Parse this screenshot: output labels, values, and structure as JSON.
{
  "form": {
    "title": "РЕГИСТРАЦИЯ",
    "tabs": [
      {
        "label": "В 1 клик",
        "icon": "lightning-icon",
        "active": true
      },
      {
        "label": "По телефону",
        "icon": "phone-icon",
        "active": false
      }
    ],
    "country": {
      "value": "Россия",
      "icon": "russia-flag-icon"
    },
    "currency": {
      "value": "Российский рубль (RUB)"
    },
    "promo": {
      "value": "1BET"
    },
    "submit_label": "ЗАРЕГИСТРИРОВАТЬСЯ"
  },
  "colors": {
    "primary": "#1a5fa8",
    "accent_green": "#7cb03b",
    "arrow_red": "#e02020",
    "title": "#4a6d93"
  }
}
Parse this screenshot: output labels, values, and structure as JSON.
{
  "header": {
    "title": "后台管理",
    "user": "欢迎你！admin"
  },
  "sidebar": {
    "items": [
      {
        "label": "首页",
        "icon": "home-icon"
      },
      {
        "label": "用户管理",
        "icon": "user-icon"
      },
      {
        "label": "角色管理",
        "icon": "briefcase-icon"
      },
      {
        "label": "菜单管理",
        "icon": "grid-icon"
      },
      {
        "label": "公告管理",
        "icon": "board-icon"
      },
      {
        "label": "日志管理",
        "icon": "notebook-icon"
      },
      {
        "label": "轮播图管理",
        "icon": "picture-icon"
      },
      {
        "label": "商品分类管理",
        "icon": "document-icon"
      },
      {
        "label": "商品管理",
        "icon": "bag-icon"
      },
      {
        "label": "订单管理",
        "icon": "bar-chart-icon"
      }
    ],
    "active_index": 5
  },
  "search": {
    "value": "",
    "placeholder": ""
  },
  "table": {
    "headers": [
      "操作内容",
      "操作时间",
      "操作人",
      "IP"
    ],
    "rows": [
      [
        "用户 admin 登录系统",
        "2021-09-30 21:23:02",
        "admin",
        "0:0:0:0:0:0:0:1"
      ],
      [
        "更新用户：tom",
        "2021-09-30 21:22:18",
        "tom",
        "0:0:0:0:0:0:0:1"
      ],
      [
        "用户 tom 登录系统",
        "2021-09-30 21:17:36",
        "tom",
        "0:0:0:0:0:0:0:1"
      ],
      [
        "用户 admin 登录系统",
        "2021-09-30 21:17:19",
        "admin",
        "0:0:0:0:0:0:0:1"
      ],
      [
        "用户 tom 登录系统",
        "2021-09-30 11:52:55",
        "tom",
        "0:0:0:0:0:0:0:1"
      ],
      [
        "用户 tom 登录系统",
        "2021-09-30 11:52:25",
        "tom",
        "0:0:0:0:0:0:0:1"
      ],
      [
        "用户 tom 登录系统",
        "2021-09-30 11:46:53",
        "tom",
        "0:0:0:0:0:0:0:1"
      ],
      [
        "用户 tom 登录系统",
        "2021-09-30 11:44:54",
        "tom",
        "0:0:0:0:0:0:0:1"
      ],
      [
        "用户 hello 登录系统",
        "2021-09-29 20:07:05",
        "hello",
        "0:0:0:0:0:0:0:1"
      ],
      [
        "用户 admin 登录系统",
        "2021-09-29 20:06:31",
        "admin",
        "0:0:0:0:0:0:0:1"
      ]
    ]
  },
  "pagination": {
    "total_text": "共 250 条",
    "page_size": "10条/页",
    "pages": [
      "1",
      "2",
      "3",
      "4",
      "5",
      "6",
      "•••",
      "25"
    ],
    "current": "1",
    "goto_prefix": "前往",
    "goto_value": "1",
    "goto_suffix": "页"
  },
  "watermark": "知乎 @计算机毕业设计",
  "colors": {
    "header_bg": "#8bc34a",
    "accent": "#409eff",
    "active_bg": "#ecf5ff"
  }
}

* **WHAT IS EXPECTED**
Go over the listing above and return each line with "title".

* **RESULT OF THIS TASK**
    "title": "РЕГИСТРАЦИЯ",
    "title": "#4a6d93"
    "title": "后台管理",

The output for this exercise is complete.